GIVEN INFORMATION Block Start
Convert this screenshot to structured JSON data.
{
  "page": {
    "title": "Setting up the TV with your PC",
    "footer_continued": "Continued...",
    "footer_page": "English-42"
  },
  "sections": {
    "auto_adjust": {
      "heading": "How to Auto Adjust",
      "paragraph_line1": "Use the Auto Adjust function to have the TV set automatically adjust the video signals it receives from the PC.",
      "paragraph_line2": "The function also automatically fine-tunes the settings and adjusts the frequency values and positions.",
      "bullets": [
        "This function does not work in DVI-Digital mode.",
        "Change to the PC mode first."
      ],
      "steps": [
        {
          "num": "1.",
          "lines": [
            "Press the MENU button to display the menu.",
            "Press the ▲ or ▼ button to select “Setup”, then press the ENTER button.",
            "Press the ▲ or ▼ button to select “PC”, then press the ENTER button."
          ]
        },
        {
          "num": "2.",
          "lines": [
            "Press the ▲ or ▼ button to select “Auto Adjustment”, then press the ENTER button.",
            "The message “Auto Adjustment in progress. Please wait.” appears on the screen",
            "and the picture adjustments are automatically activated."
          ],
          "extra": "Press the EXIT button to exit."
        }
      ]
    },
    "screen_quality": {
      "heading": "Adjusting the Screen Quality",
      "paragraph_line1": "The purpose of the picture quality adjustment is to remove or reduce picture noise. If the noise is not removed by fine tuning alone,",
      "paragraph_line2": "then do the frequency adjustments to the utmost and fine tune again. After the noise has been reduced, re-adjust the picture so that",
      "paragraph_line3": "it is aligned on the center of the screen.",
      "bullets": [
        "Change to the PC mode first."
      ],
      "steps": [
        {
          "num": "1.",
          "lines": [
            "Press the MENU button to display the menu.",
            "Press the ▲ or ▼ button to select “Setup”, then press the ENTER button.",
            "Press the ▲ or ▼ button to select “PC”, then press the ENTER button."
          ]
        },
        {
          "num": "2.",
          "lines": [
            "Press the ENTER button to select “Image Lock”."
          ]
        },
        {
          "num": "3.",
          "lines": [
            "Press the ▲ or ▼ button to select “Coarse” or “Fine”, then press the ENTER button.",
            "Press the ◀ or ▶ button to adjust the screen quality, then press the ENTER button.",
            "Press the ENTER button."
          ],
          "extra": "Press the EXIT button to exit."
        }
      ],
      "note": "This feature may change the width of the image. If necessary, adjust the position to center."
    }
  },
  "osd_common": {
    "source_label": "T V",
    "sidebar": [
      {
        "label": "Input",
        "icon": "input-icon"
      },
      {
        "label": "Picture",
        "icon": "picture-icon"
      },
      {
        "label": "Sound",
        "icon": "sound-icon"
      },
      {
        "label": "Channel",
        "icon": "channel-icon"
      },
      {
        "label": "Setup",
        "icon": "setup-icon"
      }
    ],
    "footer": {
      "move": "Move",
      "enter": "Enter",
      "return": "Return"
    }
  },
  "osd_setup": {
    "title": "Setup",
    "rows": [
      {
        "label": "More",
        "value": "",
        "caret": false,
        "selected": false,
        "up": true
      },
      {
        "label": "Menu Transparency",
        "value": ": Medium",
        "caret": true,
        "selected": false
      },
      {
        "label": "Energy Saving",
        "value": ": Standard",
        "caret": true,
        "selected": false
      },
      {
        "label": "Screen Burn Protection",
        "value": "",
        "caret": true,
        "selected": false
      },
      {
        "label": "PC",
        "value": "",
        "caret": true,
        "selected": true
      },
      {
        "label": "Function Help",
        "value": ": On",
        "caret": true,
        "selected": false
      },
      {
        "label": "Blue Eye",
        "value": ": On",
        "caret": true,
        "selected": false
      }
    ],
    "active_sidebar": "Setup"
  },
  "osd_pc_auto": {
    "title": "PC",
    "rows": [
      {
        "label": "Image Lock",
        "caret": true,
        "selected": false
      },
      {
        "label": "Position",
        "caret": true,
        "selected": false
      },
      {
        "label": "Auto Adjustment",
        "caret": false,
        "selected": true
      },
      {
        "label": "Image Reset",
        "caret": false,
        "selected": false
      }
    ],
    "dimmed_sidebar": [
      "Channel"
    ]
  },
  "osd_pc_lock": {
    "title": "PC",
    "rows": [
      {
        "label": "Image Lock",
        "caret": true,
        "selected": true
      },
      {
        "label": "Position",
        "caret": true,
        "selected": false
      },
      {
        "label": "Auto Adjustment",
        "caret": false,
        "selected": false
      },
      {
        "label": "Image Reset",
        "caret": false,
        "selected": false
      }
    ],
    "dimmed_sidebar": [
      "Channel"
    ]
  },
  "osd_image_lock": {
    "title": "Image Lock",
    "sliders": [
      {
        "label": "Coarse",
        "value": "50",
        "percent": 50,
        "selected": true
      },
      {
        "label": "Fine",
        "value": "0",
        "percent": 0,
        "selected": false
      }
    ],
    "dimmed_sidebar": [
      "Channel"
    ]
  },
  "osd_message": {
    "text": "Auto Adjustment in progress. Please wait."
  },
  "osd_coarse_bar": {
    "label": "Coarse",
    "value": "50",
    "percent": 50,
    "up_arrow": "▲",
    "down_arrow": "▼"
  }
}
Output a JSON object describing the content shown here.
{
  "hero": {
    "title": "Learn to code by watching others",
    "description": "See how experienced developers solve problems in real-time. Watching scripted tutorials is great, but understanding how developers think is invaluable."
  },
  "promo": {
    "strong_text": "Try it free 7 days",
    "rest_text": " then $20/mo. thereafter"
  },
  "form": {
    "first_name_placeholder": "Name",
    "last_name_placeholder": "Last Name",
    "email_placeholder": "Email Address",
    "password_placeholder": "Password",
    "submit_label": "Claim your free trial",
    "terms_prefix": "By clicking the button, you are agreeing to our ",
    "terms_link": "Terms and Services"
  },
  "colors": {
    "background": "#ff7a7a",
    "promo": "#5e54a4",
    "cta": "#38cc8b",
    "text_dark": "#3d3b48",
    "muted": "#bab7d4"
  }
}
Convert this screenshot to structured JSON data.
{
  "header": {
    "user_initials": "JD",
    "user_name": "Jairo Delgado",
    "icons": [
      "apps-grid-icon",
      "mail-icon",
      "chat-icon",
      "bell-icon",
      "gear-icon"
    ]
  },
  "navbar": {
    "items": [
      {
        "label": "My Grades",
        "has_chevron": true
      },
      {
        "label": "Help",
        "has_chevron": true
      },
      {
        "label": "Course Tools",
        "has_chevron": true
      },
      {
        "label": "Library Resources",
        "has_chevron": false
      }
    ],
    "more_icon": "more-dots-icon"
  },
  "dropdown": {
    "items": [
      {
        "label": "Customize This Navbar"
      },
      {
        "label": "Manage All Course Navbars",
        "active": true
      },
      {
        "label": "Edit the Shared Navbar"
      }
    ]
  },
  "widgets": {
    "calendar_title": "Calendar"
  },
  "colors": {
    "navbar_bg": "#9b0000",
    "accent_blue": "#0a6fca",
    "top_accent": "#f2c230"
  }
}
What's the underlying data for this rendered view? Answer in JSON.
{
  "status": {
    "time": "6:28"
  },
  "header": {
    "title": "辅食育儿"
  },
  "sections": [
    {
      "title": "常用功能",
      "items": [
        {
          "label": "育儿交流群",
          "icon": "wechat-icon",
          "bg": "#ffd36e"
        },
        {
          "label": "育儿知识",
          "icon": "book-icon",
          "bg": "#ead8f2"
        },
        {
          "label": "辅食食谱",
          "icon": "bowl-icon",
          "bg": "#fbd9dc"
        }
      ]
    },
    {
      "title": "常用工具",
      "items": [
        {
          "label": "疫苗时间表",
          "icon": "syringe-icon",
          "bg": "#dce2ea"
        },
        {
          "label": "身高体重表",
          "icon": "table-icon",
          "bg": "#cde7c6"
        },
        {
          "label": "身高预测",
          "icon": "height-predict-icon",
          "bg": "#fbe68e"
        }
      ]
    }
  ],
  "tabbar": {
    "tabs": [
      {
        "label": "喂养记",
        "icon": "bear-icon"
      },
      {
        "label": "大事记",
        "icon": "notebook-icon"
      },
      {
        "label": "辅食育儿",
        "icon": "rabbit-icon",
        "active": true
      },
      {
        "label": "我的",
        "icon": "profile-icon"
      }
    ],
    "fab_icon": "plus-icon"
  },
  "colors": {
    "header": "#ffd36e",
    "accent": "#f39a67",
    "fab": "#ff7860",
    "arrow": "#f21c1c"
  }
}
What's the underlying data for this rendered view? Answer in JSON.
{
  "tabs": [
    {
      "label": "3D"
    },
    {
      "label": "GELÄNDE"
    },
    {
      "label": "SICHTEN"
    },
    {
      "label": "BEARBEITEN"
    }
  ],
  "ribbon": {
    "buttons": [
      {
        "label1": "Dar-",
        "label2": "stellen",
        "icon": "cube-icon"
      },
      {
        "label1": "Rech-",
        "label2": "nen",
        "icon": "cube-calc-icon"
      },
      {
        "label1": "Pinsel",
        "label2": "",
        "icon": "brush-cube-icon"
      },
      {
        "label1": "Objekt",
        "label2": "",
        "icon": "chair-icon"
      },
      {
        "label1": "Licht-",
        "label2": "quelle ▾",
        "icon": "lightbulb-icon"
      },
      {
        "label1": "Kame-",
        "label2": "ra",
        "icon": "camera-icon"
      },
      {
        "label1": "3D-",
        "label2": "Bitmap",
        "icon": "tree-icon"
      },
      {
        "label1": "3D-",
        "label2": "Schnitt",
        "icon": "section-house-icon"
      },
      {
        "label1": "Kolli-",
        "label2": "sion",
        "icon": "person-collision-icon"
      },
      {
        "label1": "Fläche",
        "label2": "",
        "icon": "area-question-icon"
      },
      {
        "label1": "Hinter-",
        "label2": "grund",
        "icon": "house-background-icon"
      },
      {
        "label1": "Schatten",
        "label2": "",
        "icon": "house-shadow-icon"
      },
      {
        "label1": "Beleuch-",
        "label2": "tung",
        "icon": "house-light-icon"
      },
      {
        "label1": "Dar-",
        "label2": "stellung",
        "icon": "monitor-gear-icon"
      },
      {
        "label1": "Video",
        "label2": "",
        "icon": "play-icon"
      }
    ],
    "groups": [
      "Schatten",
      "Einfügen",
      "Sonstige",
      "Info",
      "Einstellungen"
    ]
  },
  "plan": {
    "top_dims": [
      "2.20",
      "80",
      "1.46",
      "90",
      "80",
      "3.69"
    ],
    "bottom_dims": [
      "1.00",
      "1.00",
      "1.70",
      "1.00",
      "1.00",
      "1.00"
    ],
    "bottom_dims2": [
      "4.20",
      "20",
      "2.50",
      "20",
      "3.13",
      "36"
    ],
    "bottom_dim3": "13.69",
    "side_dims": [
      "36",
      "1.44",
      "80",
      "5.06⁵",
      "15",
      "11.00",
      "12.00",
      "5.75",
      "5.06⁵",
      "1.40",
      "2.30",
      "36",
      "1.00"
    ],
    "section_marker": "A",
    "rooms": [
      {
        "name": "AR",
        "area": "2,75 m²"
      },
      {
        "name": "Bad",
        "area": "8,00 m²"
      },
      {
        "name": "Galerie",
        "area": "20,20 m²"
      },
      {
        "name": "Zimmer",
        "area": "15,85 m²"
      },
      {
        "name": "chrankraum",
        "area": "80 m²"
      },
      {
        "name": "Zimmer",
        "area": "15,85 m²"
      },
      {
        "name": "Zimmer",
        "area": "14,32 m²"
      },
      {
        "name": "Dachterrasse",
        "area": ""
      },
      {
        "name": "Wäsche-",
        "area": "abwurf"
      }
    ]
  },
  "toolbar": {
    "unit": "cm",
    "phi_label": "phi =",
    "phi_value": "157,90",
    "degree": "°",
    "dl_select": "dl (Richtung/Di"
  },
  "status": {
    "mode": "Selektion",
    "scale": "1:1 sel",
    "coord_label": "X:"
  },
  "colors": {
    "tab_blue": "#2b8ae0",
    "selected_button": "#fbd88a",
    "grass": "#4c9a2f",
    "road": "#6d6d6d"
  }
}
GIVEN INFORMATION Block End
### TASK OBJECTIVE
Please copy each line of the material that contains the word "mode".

### OUTPUT OF THE EXERCISE
        "This function does not work in DVI-Digital mode.",
        "Change to the PC mode first."
        "Change to the PC mode first."
    "mode": "Selektion",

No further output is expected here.